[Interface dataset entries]

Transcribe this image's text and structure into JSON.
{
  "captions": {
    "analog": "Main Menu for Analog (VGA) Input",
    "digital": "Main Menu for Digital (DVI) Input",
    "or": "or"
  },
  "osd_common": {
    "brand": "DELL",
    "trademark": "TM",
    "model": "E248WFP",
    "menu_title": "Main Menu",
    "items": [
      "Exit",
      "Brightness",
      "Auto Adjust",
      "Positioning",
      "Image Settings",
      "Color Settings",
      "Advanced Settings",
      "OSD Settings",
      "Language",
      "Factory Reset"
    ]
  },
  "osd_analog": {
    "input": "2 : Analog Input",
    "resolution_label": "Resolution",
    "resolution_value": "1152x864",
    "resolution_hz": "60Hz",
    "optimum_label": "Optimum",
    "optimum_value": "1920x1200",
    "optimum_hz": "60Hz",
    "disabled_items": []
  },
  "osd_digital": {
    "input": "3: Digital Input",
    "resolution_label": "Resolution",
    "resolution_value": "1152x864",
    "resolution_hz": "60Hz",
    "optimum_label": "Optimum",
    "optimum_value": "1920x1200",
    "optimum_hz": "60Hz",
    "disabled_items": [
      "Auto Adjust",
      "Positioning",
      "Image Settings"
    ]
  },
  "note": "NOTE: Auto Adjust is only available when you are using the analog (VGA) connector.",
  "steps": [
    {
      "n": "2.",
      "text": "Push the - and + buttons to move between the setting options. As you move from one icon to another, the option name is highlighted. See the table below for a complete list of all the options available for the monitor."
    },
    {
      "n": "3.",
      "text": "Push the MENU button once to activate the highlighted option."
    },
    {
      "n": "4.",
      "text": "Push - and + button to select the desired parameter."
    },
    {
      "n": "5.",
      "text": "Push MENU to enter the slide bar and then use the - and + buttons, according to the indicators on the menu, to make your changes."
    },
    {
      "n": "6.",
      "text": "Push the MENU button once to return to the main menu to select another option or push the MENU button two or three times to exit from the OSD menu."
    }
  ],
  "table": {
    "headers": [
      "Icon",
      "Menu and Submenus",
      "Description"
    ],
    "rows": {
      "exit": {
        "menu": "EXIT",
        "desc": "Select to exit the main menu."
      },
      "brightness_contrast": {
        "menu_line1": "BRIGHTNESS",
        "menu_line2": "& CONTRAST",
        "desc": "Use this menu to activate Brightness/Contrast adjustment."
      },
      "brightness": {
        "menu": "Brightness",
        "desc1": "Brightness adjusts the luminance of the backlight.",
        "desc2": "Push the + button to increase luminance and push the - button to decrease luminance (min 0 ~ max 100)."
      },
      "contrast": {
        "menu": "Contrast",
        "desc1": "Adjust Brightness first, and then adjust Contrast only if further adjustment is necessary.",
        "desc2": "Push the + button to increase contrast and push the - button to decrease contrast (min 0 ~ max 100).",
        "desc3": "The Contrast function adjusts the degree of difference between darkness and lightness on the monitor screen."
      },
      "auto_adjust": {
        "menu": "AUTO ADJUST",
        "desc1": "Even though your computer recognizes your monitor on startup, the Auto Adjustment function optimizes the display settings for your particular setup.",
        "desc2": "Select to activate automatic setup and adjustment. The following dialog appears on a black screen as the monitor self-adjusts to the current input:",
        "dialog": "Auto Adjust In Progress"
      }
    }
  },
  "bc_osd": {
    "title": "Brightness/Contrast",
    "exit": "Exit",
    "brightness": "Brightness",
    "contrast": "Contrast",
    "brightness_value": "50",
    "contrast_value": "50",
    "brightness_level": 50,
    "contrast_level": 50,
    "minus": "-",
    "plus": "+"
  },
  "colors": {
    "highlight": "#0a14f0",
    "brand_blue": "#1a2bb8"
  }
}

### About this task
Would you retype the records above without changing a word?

### Answer for this exercise
Transcribe this image's text and structure into JSON.
{
  "captions": {
    "analog": "Main Menu for Analog (VGA) Input",
    "digital": "Main Menu for Digital (DVI) Input",
    "or": "or"
  },
  "osd_common": {
    "brand": "DELL",
    "trademark": "TM",
    "model": "E248WFP",
    "menu_title": "Main Menu",
    "items": [
      "Exit",
      "Brightness",
      "Auto Adjust",
      "Positioning",
      "Image Settings",
      "Color Settings",
      "Advanced Settings",
      "OSD Settings",
      "Language",
      "Factory Reset"
    ]
  },
  "osd_analog": {
    "input": "2 : Analog Input",
    "resolution_label": "Resolution",
    "resolution_value": "1152x864",
    "resolution_hz": "60Hz",
    "optimum_label": "Optimum",
    "optimum_value": "1920x1200",
    "optimum_hz": "60Hz",
    "disabled_items": []
  },
  "osd_digital": {
    "input": "3: Digital Input",
    "resolution_label": "Resolution",
    "resolution_value": "1152x864",
    "resolution_hz": "60Hz",
    "optimum_label": "Optimum",
    "optimum_value": "1920x1200",
    "optimum_hz": "60Hz",
    "disabled_items": [
      "Auto Adjust",
      "Positioning",
      "Image Settings"
    ]
  },
  "note": "NOTE: Auto Adjust is only available when you are using the analog (VGA) connector.",
  "steps": [
    {
      "n": "2.",
      "text": "Push the - and + buttons to move between the setting options. As you move from one icon to another, the option name is highlighted. See the table below for a complete list of all the options available for the monitor."
    },
    {
      "n": "3.",
      "text": "Push the MENU button once to activate the highlighted option."
    },
    {
      "n": "4.",
      "text": "Push - and + button to select the desired parameter."
    },
    {
      "n": "5.",
      "text": "Push MENU to enter the slide bar and then use the - and + buttons, according to the indicators on the menu, to make your changes."
    },
    {
      "n": "6.",
      "text": "Push the MENU button once to return to the main menu to select another option or push the MENU button two or three times to exit from the OSD menu."
    }
  ],
  "table": {
    "headers": [
      "Icon",
      "Menu and Submenus",
      "Description"
    ],
    "rows": {
      "exit": {
        "menu": "EXIT",
        "desc": "Select to exit the main menu."
      },
      "brightness_contrast": {
        "menu_line1": "BRIGHTNESS",
        "menu_line2": "& CONTRAST",
        "desc": "Use this menu to activate Brightness/Contrast adjustment."
      },
      "brightness": {
        "menu": "Brightness",
        "desc1": "Brightness adjusts the luminance of the backlight.",
        "desc2": "Push the + button to increase luminance and push the - button to decrease luminance (min 0 ~ max 100)."
      },
      "contrast": {
        "menu": "Contrast",
        "desc1": "Adjust Brightness first, and then adjust Contrast only if further adjustment is necessary.",
        "desc2": "Push the + button to increase contrast and push the - button to decrease contrast (min 0 ~ max 100).",
        "desc3": "The Contrast function adjusts the degree of difference between darkness and lightness on the monitor screen."
      },
      "auto_adjust": {
        "menu": "AUTO ADJUST",
        "desc1": "Even though your computer recognizes your monitor on startup, the Auto Adjustment function optimizes the display settings for your particular setup.",
        "desc2": "Select to activate automatic setup and adjustment. The following dialog appears on a black screen as the monitor self-adjusts to the current input:",
        "dialog": "Auto Adjust In Progress"
      }
    }
  },
  "bc_osd": {
    "title": "Brightness/Contrast",
    "exit": "Exit",
    "brightness": "Brightness",
    "contrast": "Contrast",
    "brightness_value": "50",
    "contrast_value": "50",
    "brightness_level": 50,
    "contrast_level": 50,
    "minus": "-",
    "plus": "+"
  },
  "colors": {
    "highlight": "#0a14f0",
    "brand_blue": "#1a2bb8"
  }
}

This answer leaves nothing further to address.